Chock full of nods to the comics the screenplay is both a strength and weakness for the film. The story is well sequenced giving the audience enough time between action scenes to grasp the characters motivations and the plot but there are tangential narrative threads that disrupt the focus of the film. Chief amongst them is the frost giants’ fore mentioned relic which is given lots of attention in the first act but has little effect on the outcome. In addition I felt that S.H.I.E.L.D. was nearly irrelevant this time around; other than introducing Jeremy Renner’s Hawkeye the secret security faction just gets in the way of the movie’s momentum.
While most of the comedy crashes and burns there are a few laughs to be found in the film. Most come from star Hemsworth’s charismatic portrayal of the God of Thunder. He plays up the stranger-in-a-strange-land aspect of the story with his cavalier but charming attitude and by breaking all rules of diner etiquette in a particularly funny scene with the scientists whose respective roles as love interest (Portman) friendly father figure (Skarsgaard) and POV character (Dennings) are ripped right out of a screenwriters handbook.
Though he handles the humorous moments without a problem Hemsworth struggles with some of the more dramatic scenes in the movie; the result of over-acting and too much time spent on the Australian soap opera Home and Away. Luckily he’s surrounded by a stellar supporting cast that fills the void. Most impressive is Tom Hiddleston who gives a truly humanistic performance as the jealous Loki. His arc steeped in Shakespearean tragedy (like Thor’s) drums up genuine sympathy that one rarely has for a comic book movie villain.

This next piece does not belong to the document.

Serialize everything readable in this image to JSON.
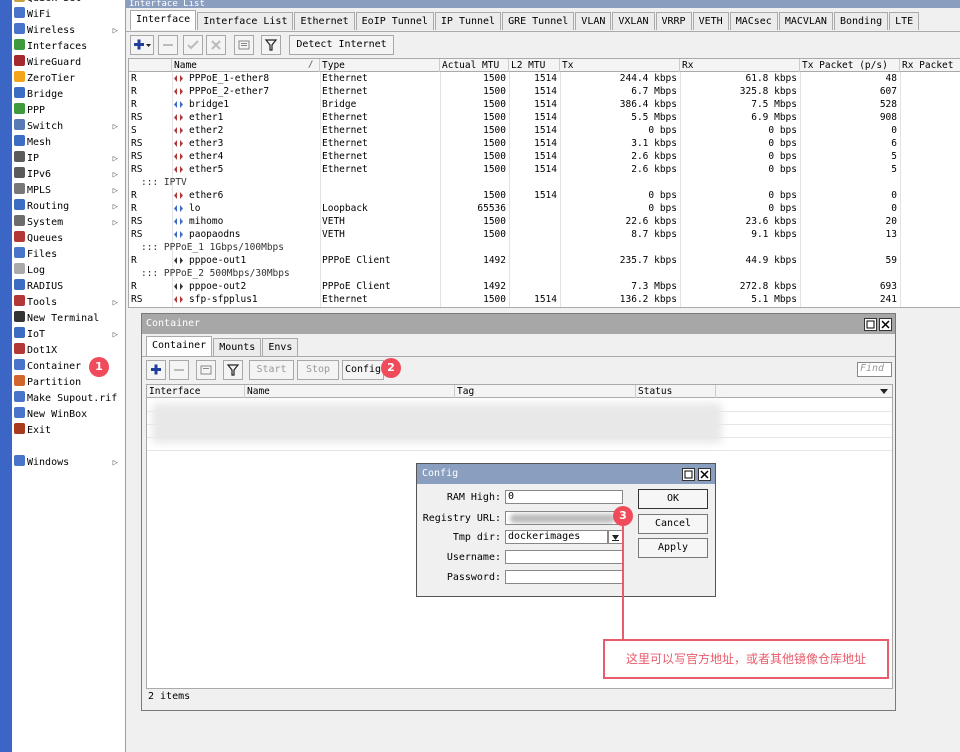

My grievances with the technical aspects of the production aside Branagh has succeeded in further exploring the Marvel Universe with a film that works both as a standalone superhero flick and as the next chapter in the story of The Avengers. Thor is very much a comic book film and doesn’t hide from the reputation that its predecessors have given the sub-genre or the tropes that define it. Balanced pretty evenly between “serious” and “silly ” its scope is large enough to please fans well versed in the source material but its tone is light enough to make it a mainstream hit.